Those of you who are kicking yourselves for not jumping on the bitcoin wagon earlier might find some cold comfort in the knowledge that the meteoric rise of the cryptocurrency most likely points to a bubble, one that will burst in spectacular fashion one of these days.
An economic or bubble happens when a type of asset gets grossly overvalued. The price of the asset goes up not because of the asset's intrinsic value, but because people are buying irrationally or speculating. And when the bubble bursts, people lose a lot of money.
Here are five other bubbles the world has fallen for in the past 20 years.
DOT-COM BUBBLE (1990s)
If you're old enough to have grown up without an iPad in your hands, you probably remember when your household first got the Internet, a snail-paced dial-up connection that made you wait hours for Geocities websites to load.
Around the same time, the dot-com bubble was swelling. In about 1997 to 2001, thanks to the rise of the Internet in households, many web-based businesses were set up. Investors threw their money into these businesses or dot-coms, and subsequently got burned when the bubble collapsed in 2000 to 2002.
Of course, not all companies went bust. For instance, Amazon is one example of a dot-com that managed to survive and has now surpassed its previous share prices.
ASIAN FINANCIAL CRISIS (1997)
Asset bubbles were behind the Asian Financial Crisis of 1997. It all begin when the Thai baht bubble burst, causing the currency to collapse. This set off a chain reaction of asset bubbles bursting, with currencies, stock markets and real estate prices plummeting.

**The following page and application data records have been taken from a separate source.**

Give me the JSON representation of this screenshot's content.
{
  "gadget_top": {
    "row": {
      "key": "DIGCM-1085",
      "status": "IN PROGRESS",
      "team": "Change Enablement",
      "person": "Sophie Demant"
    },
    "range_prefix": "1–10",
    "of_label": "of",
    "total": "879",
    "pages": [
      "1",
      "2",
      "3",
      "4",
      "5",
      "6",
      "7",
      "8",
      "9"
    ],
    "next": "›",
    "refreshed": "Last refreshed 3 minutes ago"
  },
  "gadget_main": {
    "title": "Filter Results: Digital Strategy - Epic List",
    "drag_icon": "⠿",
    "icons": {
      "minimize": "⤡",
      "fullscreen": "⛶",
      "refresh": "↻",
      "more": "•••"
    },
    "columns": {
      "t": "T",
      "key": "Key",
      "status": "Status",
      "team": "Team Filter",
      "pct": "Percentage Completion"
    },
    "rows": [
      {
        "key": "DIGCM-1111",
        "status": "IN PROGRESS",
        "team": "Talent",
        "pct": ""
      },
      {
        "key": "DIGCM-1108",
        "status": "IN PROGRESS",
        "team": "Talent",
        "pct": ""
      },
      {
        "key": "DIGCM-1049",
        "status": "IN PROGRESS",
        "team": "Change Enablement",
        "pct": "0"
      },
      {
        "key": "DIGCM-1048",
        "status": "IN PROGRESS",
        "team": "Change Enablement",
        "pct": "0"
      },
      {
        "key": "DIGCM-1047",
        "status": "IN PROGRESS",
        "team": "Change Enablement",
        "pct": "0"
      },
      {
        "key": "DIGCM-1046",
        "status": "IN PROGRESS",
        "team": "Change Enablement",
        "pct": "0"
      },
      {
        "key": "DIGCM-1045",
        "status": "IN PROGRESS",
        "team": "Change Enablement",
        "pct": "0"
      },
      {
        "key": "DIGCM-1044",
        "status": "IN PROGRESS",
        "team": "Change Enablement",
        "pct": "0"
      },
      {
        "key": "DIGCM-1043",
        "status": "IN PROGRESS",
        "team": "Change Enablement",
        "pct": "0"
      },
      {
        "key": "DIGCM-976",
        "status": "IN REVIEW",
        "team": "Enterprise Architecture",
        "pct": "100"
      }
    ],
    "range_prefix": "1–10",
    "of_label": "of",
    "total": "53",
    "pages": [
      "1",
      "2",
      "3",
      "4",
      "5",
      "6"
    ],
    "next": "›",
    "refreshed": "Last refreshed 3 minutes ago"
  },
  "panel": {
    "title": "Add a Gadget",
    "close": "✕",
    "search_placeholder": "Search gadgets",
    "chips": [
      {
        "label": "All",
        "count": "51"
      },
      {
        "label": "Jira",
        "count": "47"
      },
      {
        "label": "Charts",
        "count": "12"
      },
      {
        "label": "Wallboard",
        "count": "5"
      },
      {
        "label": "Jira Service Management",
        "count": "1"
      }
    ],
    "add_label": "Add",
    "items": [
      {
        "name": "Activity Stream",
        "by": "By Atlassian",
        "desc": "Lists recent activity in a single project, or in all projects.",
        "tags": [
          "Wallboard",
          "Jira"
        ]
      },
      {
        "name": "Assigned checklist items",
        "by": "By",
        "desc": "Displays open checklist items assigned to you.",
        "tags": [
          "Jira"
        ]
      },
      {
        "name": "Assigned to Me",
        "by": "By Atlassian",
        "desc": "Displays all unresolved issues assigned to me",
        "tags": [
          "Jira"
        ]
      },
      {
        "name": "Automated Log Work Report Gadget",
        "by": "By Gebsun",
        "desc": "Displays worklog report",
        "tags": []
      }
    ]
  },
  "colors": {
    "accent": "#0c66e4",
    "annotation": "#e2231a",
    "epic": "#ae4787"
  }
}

The financial crisis illustrated the danger of courting fast money and allowing asset bubbles to grow. Corruption and crony capitalism have been cited as one reason these asset bubbles grew to such shocking proportions, as rich, well-connected people ploughed their money into Asian economies.
US HOUSING BUBBLE (EARLY 2000s)

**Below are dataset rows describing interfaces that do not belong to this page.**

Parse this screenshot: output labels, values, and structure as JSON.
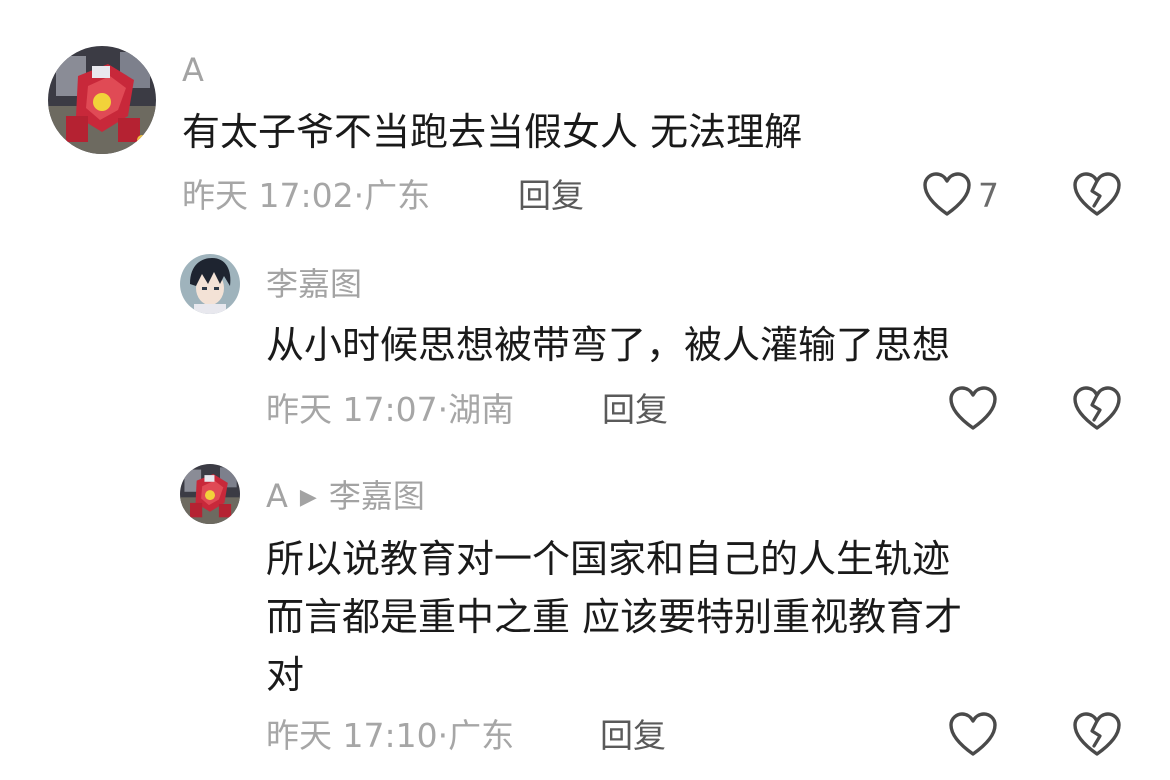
{
  "comments": [
    {
      "username": "A",
      "text": "有太子爷不当跑去当假女人 无法理解",
      "time": "昨天 17:02",
      "location": "广东",
      "reply_label": "回复",
      "like_count": "7"
    },
    {
      "username": "李嘉图",
      "text": "从小时候思想被带弯了，被人灌输了思想",
      "time": "昨天 17:07",
      "location": "湖南",
      "reply_label": "回复",
      "like_count": ""
    },
    {
      "username": "A",
      "reply_to_arrow": "▶",
      "reply_to": "李嘉图",
      "text": "所以说教育对一个国家和自己的人生轨迹\n而言都是重中之重 应该要特别重视教育才\n对",
      "time": "昨天 17:10",
      "location": "广东",
      "reply_label": "回复",
      "like_count": ""
    }
  ],
  "icons": {
    "like": "heart-outline-icon",
    "dislike": "broken-heart-outline-icon"
  },
  "colors": {
    "text": "#1a1a1a",
    "meta": "#a6a6a6",
    "reply": "#5a5a5a",
    "icon": "#4a4a4a"
  }
}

In the first half of the 2000s, real estate prices in about half of the states in the US soared, only to decline in the second half of that decade when the bubble burst.
The biggest catalyst of the bursting of the US housing bubble was the credit crisis-simply put, banks were lending property buyers money way too easily just to close sales, and obviously that was a recipe for disaster. The collapse of the housing market saw thousands of homeowners going bankrupt and unable to repay their debts.
CHINA STOCK MARKET BUBBLE (MID 2007s AND MID 2010s)
China's stock market has proven very volatile. In 2007, a stock market bubble burst after investors engaged in panic selling following news that the authorities might raise interest rates and put a stop to speculative trading. The Shanghai Stock Exchange's SSE Composite Index fell a whopping 9 per cent.
In 2015, China's stock market crashed to much fanfare. The bubble that rose in the preceding years was driven largely by retail investors, who were often borrowing money to invest in stocks and inflating prices.
In June 2015, these investors fled, causing a 30 per cent fall on the Shanghai Stock Market within the first month of the bubble popping. The stock market recovered somewhat by December 2015, but then experienced another precipitous fall in January 2016.
SINGAPORE PRIVATE HOUSING BUBBLE (ONGOING)
Commentators are still arguing over whether Singapore's private housing is in a bubble right now, but some signs point to yes. While the cooling measures have had a dampening effect on property prices for several years, the market seems to be picking up now.
The strongest sign is the recent spate of collective sales totalling $5 billion in 2017 alone, a huge leap from $1.2 billion in 2016 and a mere $380 million in 2015. Developers have been paying abnormally high prices for the land, which could translate to higher property prices. Private housing transaction volumes have also been increasing as private homes become more affordable for Singaporeans.
Will this trigger a housing bubble? Only time will tell. Singaporeans would do well to base their buying choices on careful calculation and research, rather making irrational purchasing decisions.